YOUR INSTRUCTIONS: Copy every line of the data exactly, leaving nothing out.

DATA FOR PROCESSING:
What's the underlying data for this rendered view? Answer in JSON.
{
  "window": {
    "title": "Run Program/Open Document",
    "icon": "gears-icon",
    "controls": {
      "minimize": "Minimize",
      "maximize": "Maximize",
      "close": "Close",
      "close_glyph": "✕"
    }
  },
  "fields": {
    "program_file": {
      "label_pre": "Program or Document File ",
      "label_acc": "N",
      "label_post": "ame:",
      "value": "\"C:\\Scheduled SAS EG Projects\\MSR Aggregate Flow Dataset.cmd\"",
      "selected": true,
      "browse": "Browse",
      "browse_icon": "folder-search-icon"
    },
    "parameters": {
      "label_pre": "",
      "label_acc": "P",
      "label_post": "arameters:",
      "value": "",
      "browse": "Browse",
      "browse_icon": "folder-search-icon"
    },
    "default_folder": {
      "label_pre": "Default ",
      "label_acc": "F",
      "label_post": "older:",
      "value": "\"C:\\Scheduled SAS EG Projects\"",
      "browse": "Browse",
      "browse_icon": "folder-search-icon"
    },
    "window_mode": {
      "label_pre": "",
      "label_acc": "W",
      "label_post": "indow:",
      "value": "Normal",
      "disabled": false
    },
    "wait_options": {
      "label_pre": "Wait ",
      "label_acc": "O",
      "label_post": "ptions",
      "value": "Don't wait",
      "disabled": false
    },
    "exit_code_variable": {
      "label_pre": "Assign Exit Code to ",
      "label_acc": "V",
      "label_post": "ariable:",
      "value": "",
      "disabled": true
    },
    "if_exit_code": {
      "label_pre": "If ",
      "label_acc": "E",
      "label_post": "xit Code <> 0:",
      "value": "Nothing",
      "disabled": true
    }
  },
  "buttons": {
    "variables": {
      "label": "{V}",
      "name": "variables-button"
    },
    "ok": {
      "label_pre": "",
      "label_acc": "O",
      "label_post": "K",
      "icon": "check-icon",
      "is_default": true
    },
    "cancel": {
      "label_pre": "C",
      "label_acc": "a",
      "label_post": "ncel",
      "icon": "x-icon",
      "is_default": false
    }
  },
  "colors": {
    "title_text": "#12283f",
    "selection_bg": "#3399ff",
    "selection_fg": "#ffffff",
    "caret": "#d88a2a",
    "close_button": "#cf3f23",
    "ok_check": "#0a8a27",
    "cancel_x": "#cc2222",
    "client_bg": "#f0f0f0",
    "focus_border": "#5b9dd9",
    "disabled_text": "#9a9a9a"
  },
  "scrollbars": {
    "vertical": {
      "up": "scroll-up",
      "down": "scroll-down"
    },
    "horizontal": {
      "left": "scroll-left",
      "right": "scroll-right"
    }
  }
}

EXPECTED OUTPUT:
What's the underlying data for this rendered view? Answer in JSON.
{
  "window": {
    "title": "Run Program/Open Document",
    "icon": "gears-icon",
    "controls": {
      "minimize": "Minimize",
      "maximize": "Maximize",
      "close": "Close",
      "close_glyph": "✕"
    }
  },
  "fields": {
    "program_file": {
      "label_pre": "Program or Document File ",
      "label_acc": "N",
      "label_post": "ame:",
      "value": "\"C:\\Scheduled SAS EG Projects\\MSR Aggregate Flow Dataset.cmd\"",
      "selected": true,
      "browse": "Browse",
      "browse_icon": "folder-search-icon"
    },
    "parameters": {
      "label_pre": "",
      "label_acc": "P",
      "label_post": "arameters:",
      "value": "",
      "browse": "Browse",
      "browse_icon": "folder-search-icon"
    },
    "default_folder": {
      "label_pre": "Default ",
      "label_acc": "F",
      "label_post": "older:",
      "value": "\"C:\\Scheduled SAS EG Projects\"",
      "browse": "Browse",
      "browse_icon": "folder-search-icon"
    },
    "window_mode": {
      "label_pre": "",
      "label_acc": "W",
      "label_post": "indow:",
      "value": "Normal",
      "disabled": false
    },
    "wait_options": {
      "label_pre": "Wait ",
      "label_acc": "O",
      "label_post": "ptions",
      "value": "Don't wait",
      "disabled": false
    },
    "exit_code_variable": {
      "label_pre": "Assign Exit Code to ",
      "label_acc": "V",
      "label_post": "ariable:",
      "value": "",
      "disabled": true
    },
    "if_exit_code": {
      "label_pre": "If ",
      "label_acc": "E",
      "label_post": "xit Code <> 0:",
      "value": "Nothing",
      "disabled": true
    }
  },
  "buttons": {
    "variables": {
      "label": "{V}",
      "name": "variables-button"
    },
    "ok": {
      "label_pre": "",
      "label_acc": "O",
      "label_post": "K",
      "icon": "check-icon",
      "is_default": true
    },
    "cancel": {
      "label_pre": "C",
      "label_acc": "a",
      "label_post": "ncel",
      "icon": "x-icon",
      "is_default": false
    }
  },
  "colors": {
    "title_text": "#12283f",
    "selection_bg": "#3399ff",
    "selection_fg": "#ffffff",
    "caret": "#d88a2a",
    "close_button": "#cf3f23",
    "ok_check": "#0a8a27",
    "cancel_x": "#cc2222",
    "client_bg": "#f0f0f0",
    "focus_border": "#5b9dd9",
    "disabled_text": "#9a9a9a"
  },
  "scrollbars": {
    "vertical": {
      "up": "scroll-up",
      "down": "scroll-down"
    },
    "horizontal": {
      "left": "scroll-left",
      "right": "scroll-right"
    }
  }
}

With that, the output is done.